Internationally known writer and Harvard Professor of Human Rights, Michael Ignatieff, fears that the period of pursuing global human rights that was beginning to flourish before September 11 may be stymied:
"If that sounds alarmist, consider some of the evidence. Western pressure on China to honour human rights, never especially effective, has stopped altogether. Chinese support for the war on terror has secured Western silence about repression in the Xinjiang region... [In Chechnya] ... new evaluation seems certain to involve forgetting that Moscow’s war against terror has actually been waged against a whole people, costing tens of thousands of lives.
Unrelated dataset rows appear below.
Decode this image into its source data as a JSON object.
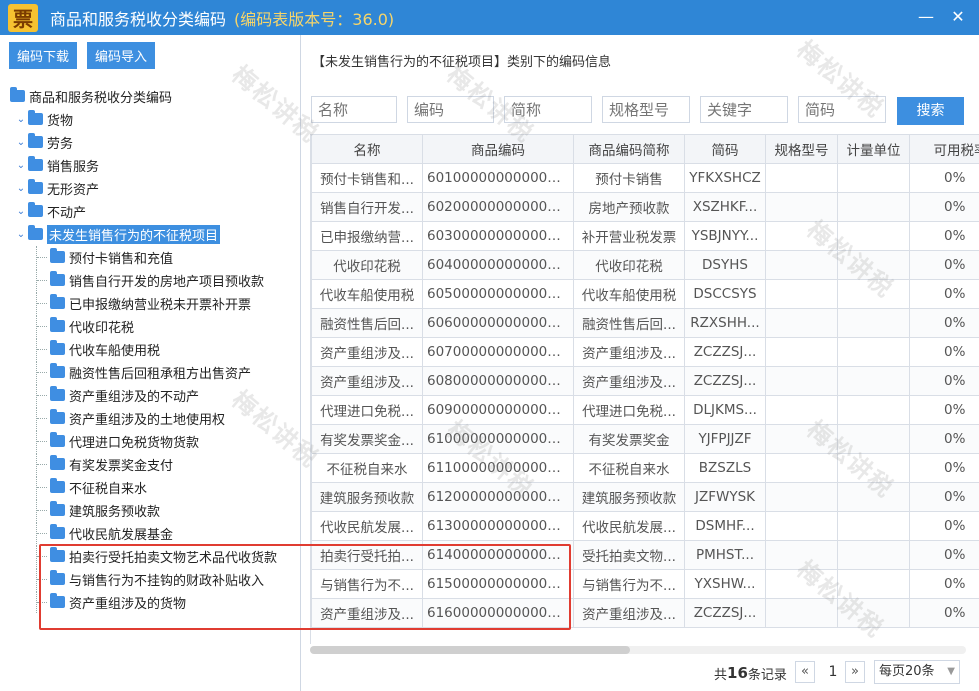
{
  "titlebar": {
    "icon_glyph": "票",
    "title": "商品和服务税收分类编码",
    "version": "(编码表版本号：36.0)",
    "min_glyph": "—",
    "close_glyph": "✕"
  },
  "toolbar": {
    "download_label": "编码下载",
    "import_label": "编码导入"
  },
  "tree": {
    "root": "商品和服务税收分类编码",
    "top_items": [
      "货物",
      "劳务",
      "销售服务",
      "无形资产",
      "不动产",
      "未发生销售行为的不征税项目"
    ],
    "children": [
      "预付卡销售和充值",
      "销售自行开发的房地产项目预收款",
      "已申报缴纳营业税未开票补开票",
      "代收印花税",
      "代收车船使用税",
      "融资性售后回租承租方出售资产",
      "资产重组涉及的不动产",
      "资产重组涉及的土地使用权",
      "代理进口免税货物货款",
      "有奖发票奖金支付",
      "不征税自来水",
      "建筑服务预收款",
      "代收民航发展基金",
      "拍卖行受托拍卖文物艺术品代收货款",
      "与销售行为不挂钩的财政补贴收入",
      "资产重组涉及的货物"
    ]
  },
  "main": {
    "section_head": "【未发生销售行为的不征税项目】类别下的编码信息",
    "filters": [
      {
        "placeholder": "名称"
      },
      {
        "placeholder": "编码"
      },
      {
        "placeholder": "简称"
      },
      {
        "placeholder": "规格型号"
      },
      {
        "placeholder": "关键字"
      },
      {
        "placeholder": "简码"
      }
    ],
    "search_label": "搜索",
    "columns": [
      "名称",
      "商品编码",
      "商品编码简称",
      "简码",
      "规格型号",
      "计量单位",
      "可用税率"
    ],
    "rows": [
      [
        "预付卡销售和...",
        "6010000000000000...",
        "预付卡销售",
        "YFKXSHCZ",
        "",
        "",
        "0%"
      ],
      [
        "销售自行开发...",
        "6020000000000000...",
        "房地产预收款",
        "XSZHKF...",
        "",
        "",
        "0%"
      ],
      [
        "已申报缴纳营...",
        "6030000000000000...",
        "补开营业税发票",
        "YSBJNYY...",
        "",
        "",
        "0%"
      ],
      [
        "代收印花税",
        "6040000000000000...",
        "代收印花税",
        "DSYHS",
        "",
        "",
        "0%"
      ],
      [
        "代收车船使用税",
        "6050000000000000...",
        "代收车船使用税",
        "DSCCSYS",
        "",
        "",
        "0%"
      ],
      [
        "融资性售后回...",
        "6060000000000000...",
        "融资性售后回...",
        "RZXSHH...",
        "",
        "",
        "0%"
      ],
      [
        "资产重组涉及...",
        "6070000000000000...",
        "资产重组涉及...",
        "ZCZZSJ...",
        "",
        "",
        "0%"
      ],
      [
        "资产重组涉及...",
        "6080000000000000...",
        "资产重组涉及...",
        "ZCZZSJ...",
        "",
        "",
        "0%"
      ],
      [
        "代理进口免税...",
        "6090000000000000...",
        "代理进口免税...",
        "DLJKMS...",
        "",
        "",
        "0%"
      ],
      [
        "有奖发票奖金...",
        "6100000000000000...",
        "有奖发票奖金",
        "YJFPJJZF",
        "",
        "",
        "0%"
      ],
      [
        "不征税自来水",
        "6110000000000000...",
        "不征税自来水",
        "BZSZLS",
        "",
        "",
        "0%"
      ],
      [
        "建筑服务预收款",
        "6120000000000000...",
        "建筑服务预收款",
        "JZFWYSK",
        "",
        "",
        "0%"
      ],
      [
        "代收民航发展...",
        "6130000000000000...",
        "代收民航发展...",
        "DSMHF...",
        "",
        "",
        "0%"
      ],
      [
        "拍卖行受托拍...",
        "6140000000000000...",
        "受托拍卖文物...",
        "PMHST...",
        "",
        "",
        "0%"
      ],
      [
        "与销售行为不...",
        "6150000000000000...",
        "与销售行为不...",
        "YXSHW...",
        "",
        "",
        "0%"
      ],
      [
        "资产重组涉及...",
        "6160000000000000...",
        "资产重组涉及...",
        "ZCZZSJ...",
        "",
        "",
        "0%"
      ]
    ]
  },
  "pager": {
    "prefix": "共",
    "total": "16",
    "suffix": "条记录",
    "prev": "«",
    "current": "1",
    "next": "»",
    "page_size": "每页20条",
    "size_arrow": "▼"
  },
  "watermark": "梅松讲税"
}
"A similar chill is settling over world politics. Australia’s government uses the threat of terrorism to justify incarcerating Afghan refugees in a desert compound. Tajikistan and Uzbekistan have leveraged their provision of bases and intelligence into a carte blanche for domestic repression. Egypt, which for many years has used detention without trial, military courts and torture to keep control of militants, now demands an even freer hand. Sudan, which was under attack from a coalition of liberals and black churches determined to end slavery and stop Khartoum’s war against the south, is now accepted as an ally against Osama bin Laden. And President Robert Mugabe of Zimbabwe has decided that his longtime political opponents are really ‘terrorists’." ( NYT
, February 2, 2002 )
It is increasingly obvious that the Bush Administration and the US Republican Party cannot resist the opportunity to use the war and the terrorist threat for domestic political advantage. Worse, other countries are following Bush’s opportunistic lead by stimulating patriotic, some would say jingoistic fervour, and channelling it to serve special interest agendas.
President Bush’s senior political adviser Karl Rove has already told the Party faithful that Republicans will make the President’s handling of the war on terrorism the centerpiece of their strategy to win back the Senate and keep control of the House in this year’s midterm elections (Washington Post
, January 19, 2002).
Rove’s remarks infuriated Democrats who have fully supported the Administration in its conduct of the war. Until Rove’s announcement, Bush had stressed that the fight against terrorism was a bipartisan, unifying issue for the country.
Concern over opportunistic use of the terrorist issue for domestic political advantage increased with the impact of the Enron Corporation scandal. The giant energy-trading corporation faces criminal charges over fraud after filing for bankruptcy protection in highly suspicious circumstances. Enron has ties to both political parties, but especially to Republican officials in the Bush administration.
Concern increased further when Bush’s Vice President Dick Cheney said that the White House would fight the release of documents demanded by Congress as part of the investigation into any influence the Enron Corporation had in formulating the Bush administration’s energy policy. According to the Washington Post
"At issue is how much Enron, a major contributor to the Republican Party, influenced the Bush energy plan, which eases environmental rules, opens public land to drilling and provides tax incentives to energy companies for exploration. Enron and the White House have acknowledged that Enron executives met five times with Mr Cheney or members of his staff about energy last year, and documents from the meetings could shorored any specific recommendations of Enron’s."
Alarm over electoral exploitation of the terrorist threat extends to Australia. It arose first in regard to how much the "refugee/terrorist" threat figured in the Howard Coalition’s 2001 election campaign. It has moved now to include concern over the Government’s intention to include whistle-blowing on domestic issues within anti-espionage and anti-terrorist provisions and to crack down on media and UN access to its detention centres.
Critics may often be wrong in their predictions and cautions. Undoubtedly this will continue in the future. But is that any reason to curtail rigorous and even sceptical scrutiny of politicians, special interest lobbies, power élites, and populist bandwagoners?